If the white blood cell count is elevated, semen cultures should be performed on a subsequent specimen. Unfortunately, the semen culture cannot be performed on the original specimen as it must be the first step performed on the specimen in order to keep it sterile.
In certain situations, specialized tests are needed. These depend on the findings at the time of the analysis and can often be performed on that specimen.
- Spun Specimen: Even if no sperm are seen on the test slide, the sperm count may still not be zero (there may be very low numbers of sperm in the ejaculate). This has very important implications as it may determine if the couple can conceive using advanced reproductive techniques. This must be assessed by spinning down the specimen so all of the sperm are concentrated in a pellet on the bottom of the tube and then examining the pellet beneath the microscope.
- Viability: Sperm may be alive, but not moving. A specialized staining technique is used to determine what percentage of the sperm are alive and is indicated when the motility (percent moving) is less that thirty percent.
- Fructose: In men with no sperm or very low numbers of sperm in the ejaculate, it is important to determine whether the sperm are not being produced at all, or whether they are being produced but are blocked from “getting into” the semen. A fructose test can help differentiate between these two problems.
- Post-Ejaculatory Urinalysis (PEU): Some men ejaculate all or part of the sperm backward into the bladder. This can be detected by having a man ejaculate and immediately afterward urinate into a separate cup. The post-ejaculatory urine is then centrifuged to see if any sperm are present.
- Expertise: Semen testing is a sophisticated and technical field. An improperly or incompletely performed semen analysis may miss significant problems. Unrecognized problems may unnecessarily delay a man’s treatment. Unlike many other lab tests, a semen analysis relies completely on the expertise of those performing it. Make sure the lab has sophisticated protocols and well-trained, specialized technicians.
- Timing:In order to get accurate results, the specimen must be processed within one hour of collection. If not, the measurement of the movement of the sperm may be extremely inaccurate. With any lab you use, make sure that the analysis is performed on site and not shipped elsewhere for evaluation.
- Thoroughness: As a semen analysis is being performed, certain findings may indicate the need for additional tests. Ideally, you should use a laboratory that has the capability to do complete initial testing as well as the flexibility to do the appropriate follow-up testing on the same specimen.
Comfort and Convenience: In order to maximize your results, it is important that you are as relaxed as possible. Ideally, the specimen should be collected at the laboratory itself in a comfortable room that is meant specifically for that purpose.
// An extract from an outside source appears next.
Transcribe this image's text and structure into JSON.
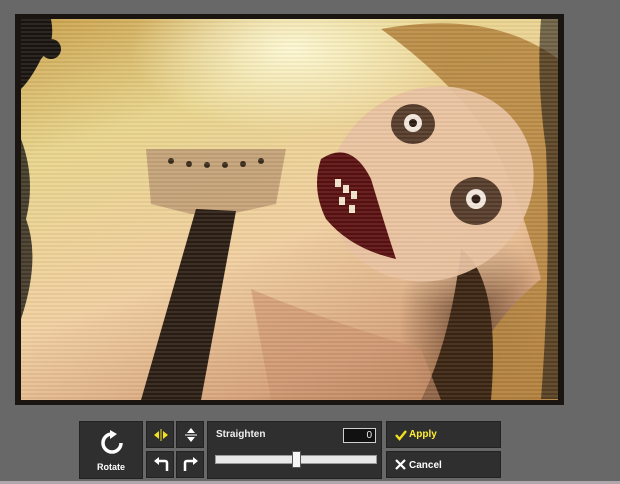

The purpose of all of this testing is to move ahead with a treatment that can improve your fertility or to discuss other ways to achieve results. More than 50% of men will have a treatable cause of male factor infertility. These factors include varicoceles (dilated veins in the scrotum), infections, hormonal abnormalities, abnormalities in the seminal fluid, ductal blockages, and difficulties with erections and ejaculation. When these conditions are treated, either through medication (hormones or antibiotics) or surgery (varicocelectomy, vasal reconstruction, repair of a blocked ejaculatory duct), a man will often see a significant improvement in his semen analysis.
Those men with poor semen analyses whose conditions are not treatable may still have the option of using advanced reproductive techniques to achieve a pregnancy. Even those men with no sperm in the ejaculate may be able to have some living sperm procured from them through other methods and achieve a pregnancy using advanced reproductive techniques. Those few men who produce absolutely no sperm at all will have this information so that they can explore other options.